Seniors Coming to Terms With the End


[Photo provided by Ava Bligh]

Maddie Rhodes, Sports Editor

There’s 10 minutes left in the soccer game. The scoreboard reads 1-1. A defender sweeps the feet of Ava Bligh and the referee blows the deafening whistle. Bligh lines up for a free kick, just outside of the half line. She approximates this to be a 50 yard kick to edge the ball near the goal. The opposing goal keeper eyes the forwards, waiting for a lofted ball outside the box. Bligh lines up, sizes up the goal, takes five steps out and one step to the left. She charges the ball, sweeping her leg through the grass. The ball catapults through the netting. The keeper doesn’t even jump. The scoreboard reads 2-1. The final whistle blows.

Ava Bligh, a graduating senior on the Women’s Soccer team, recounts this memory from her earlier years. Bligh, like many other seniors this year, recently received the heartbreaking news that she will no longer be a collegiate athlete due to the postponement of the fall season. COVID-19 has affected everything in our daily lives, for Bligh, this includes soccer.

“I had a feeling when we went home in the spring. I was saying to my parents, ‘if the season doesn’t happen, life goes on.’ I would say it, and I would continue to just say it just randomly trying to convince myself. Once Coach Carrie told us, I was in complete denial…”

Bligh, like many other athletes in her position, struggles with coming to terms with the end of an era in her life. Bligh began playing soccer when she was 3 years old. Soccer has been a part of her life for as long as she can remember. She doesn’t know how to live life without it.

“My mom asked if I was okay, and she is never usually worried about me. That was something I remember. We were in my kitchen, and I came home. She asked me ‘are you okay Ava,’ and I literally just started bawling, I told her ‘I don’t have a purpose in life, I don’t know who I am anymore. All my friends are athletes, I feel like I won’t fit in.’”

Bligh describes soccer as an identity. Soccer was always something she had to do. She had to workout for soccer. She had to skip social events because of soccer. Everything she ate, drank, and did was because of soccer.

“It was 18 years of my life, and it was my identity. That’s what I was. I went to high school, I played soccer, that was my thing, everyone knew that… I don’t really know who I am outside of soccer and I guess I’m still trying to figure that out right now. I don’t know what my purpose is. It’s always been in the back of my mind just get better at soccer, always get the touches in, you need to work out… Now that I don’t have that, it’s very confusing… I need to figure that out, what my next sense of purpose is in my life.”
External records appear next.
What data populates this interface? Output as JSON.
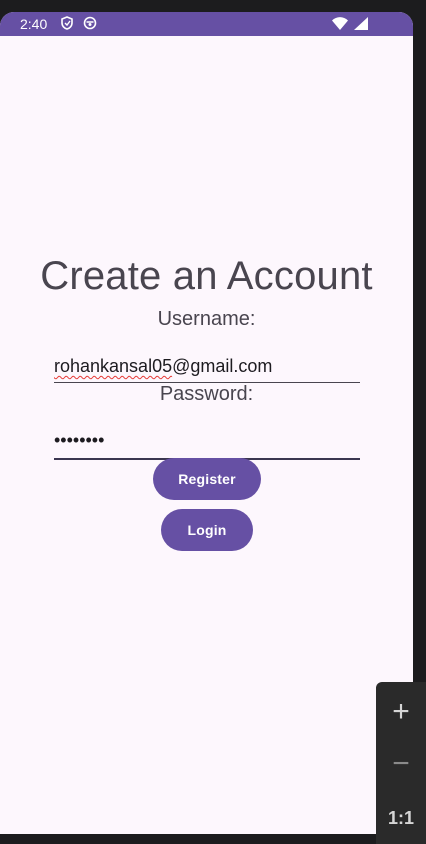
{
  "status_bar": {
    "time": "2:40",
    "left_icons": [
      "shield-icon",
      "app-notification-icon"
    ],
    "right_icons": [
      "wifi-icon",
      "cell-signal-icon"
    ],
    "color": "#6650a4"
  },
  "screen": {
    "title": "Create an Account",
    "username": {
      "label": "Username:",
      "value": "rohankansal05@gmail.com",
      "value_underlined_part": "rohankansal05",
      "value_rest": "@gmail.com"
    },
    "password": {
      "label": "Password:",
      "masked_value": "••••••••"
    },
    "register_button": "Register",
    "login_button": "Login"
  },
  "zoom_controls": {
    "zoom_in": "+",
    "zoom_out": "−",
    "reset": "1:1"
  },
  "colors": {
    "accent": "#6650a4",
    "background": "#fdf7fd",
    "text": "#49454f"
  }
}
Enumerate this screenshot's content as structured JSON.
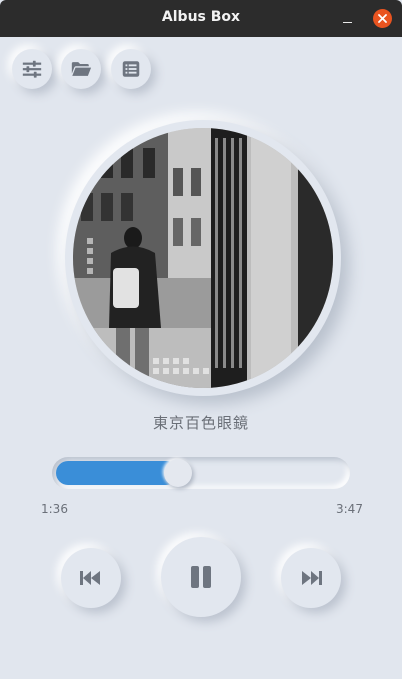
{
  "window": {
    "title": "Albus Box",
    "minimize_icon": "minimize-icon",
    "close_icon": "close-icon",
    "close_color": "#e95420"
  },
  "toolbar": {
    "equalizer_icon": "sliders-icon",
    "open_folder_icon": "folder-open-icon",
    "playlist_icon": "list-icon"
  },
  "now_playing": {
    "title": "東京百色眼鏡",
    "elapsed": "1:36",
    "duration": "3:47",
    "progress": 0.42
  },
  "controls": {
    "previous_icon": "skip-back-icon",
    "pause_icon": "pause-icon",
    "next_icon": "skip-forward-icon"
  },
  "colors": {
    "accent": "#3a8ed8",
    "background": "#e1e6ee",
    "titlebar": "#2c2c2c"
  }
}
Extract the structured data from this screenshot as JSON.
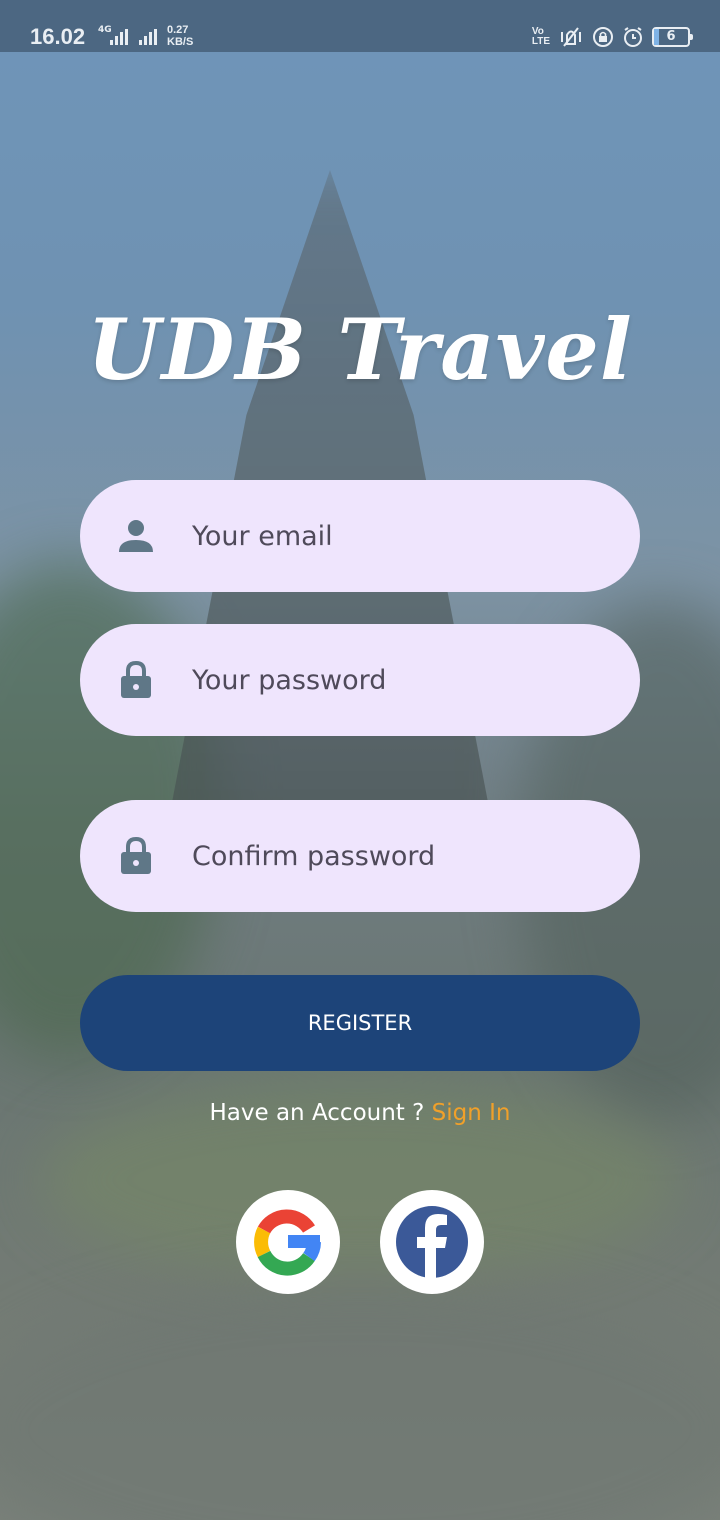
{
  "status_bar": {
    "time": "16.02",
    "network": "4G",
    "speed_value": "0.27",
    "speed_unit": "KB/S",
    "volte_top": "Vo",
    "volte_bottom": "LTE",
    "battery": "6"
  },
  "app": {
    "title": "UDB Travel"
  },
  "form": {
    "email_placeholder": "Your email",
    "password_placeholder": "Your password",
    "confirm_placeholder": "Confirm password",
    "register_label": "REGISTER",
    "account_prompt": "Have an Account ? ",
    "sign_in_label": "Sign In"
  },
  "colors": {
    "field_bg": "#efe5fd",
    "button_bg": "#1d4479",
    "link": "#f0a02a",
    "icon": "#5f7787"
  },
  "icons": {
    "email": "person-icon",
    "password": "lock-icon",
    "confirm": "lock-icon",
    "social": [
      "google-icon",
      "facebook-icon"
    ]
  }
}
Bligh is now beginning to throw herself into other parts of her life that were neglected. Soccer took up her entire life, whether it was her time, headspace, or body. Without soccer, Bligh explains what it’s like to continue her life with the largest part of it missing.

“Once we found out about soccer being cancelled, I needed to take a break from working out, and clear my head. It was getting very confusing, why am I even doing this? I’m never going to play soccer again. To keep myself motivated I’ve been going on runs when I want to. Working out when I feel the need to.”

Bligh struggles to find motivation without soccer controlling her life. She has decided to take a break from her 18 year long training, to share time with other important factors in her life.

“Right now, I am studying for the GMAT (Graduate Management admission Test) which I take in December, which is during our usual practice times; I use that time to study. I recently got a boyfriend, that’s another thing I manage my time with for school. I try to workout but that’s on the backburner.”

As much as Bligh loves the sport, she has accepted the fact that her career in soccer is over. With her studies and other college extracurricular, she has moved onto working to be accepted into graduate school. She plans on achieving her masters in Business Administration.

Bligh nostalgically recounts, “I think I’ve grown out of it. As hard as it is to accept that I am done, and that 18 year period of my life is over, I think I’ve grown out of playing soccer, which is very strange to think about.”

Although the ending of a soccer career is heartbreaking, Bligh has made the most of her extra time without it. The memories of scoring the winning goal in a tied game will always stay with her, as nothing will ever feel quite like that moment again, but Bligh looks forward to many more memories to come, with or without soccer.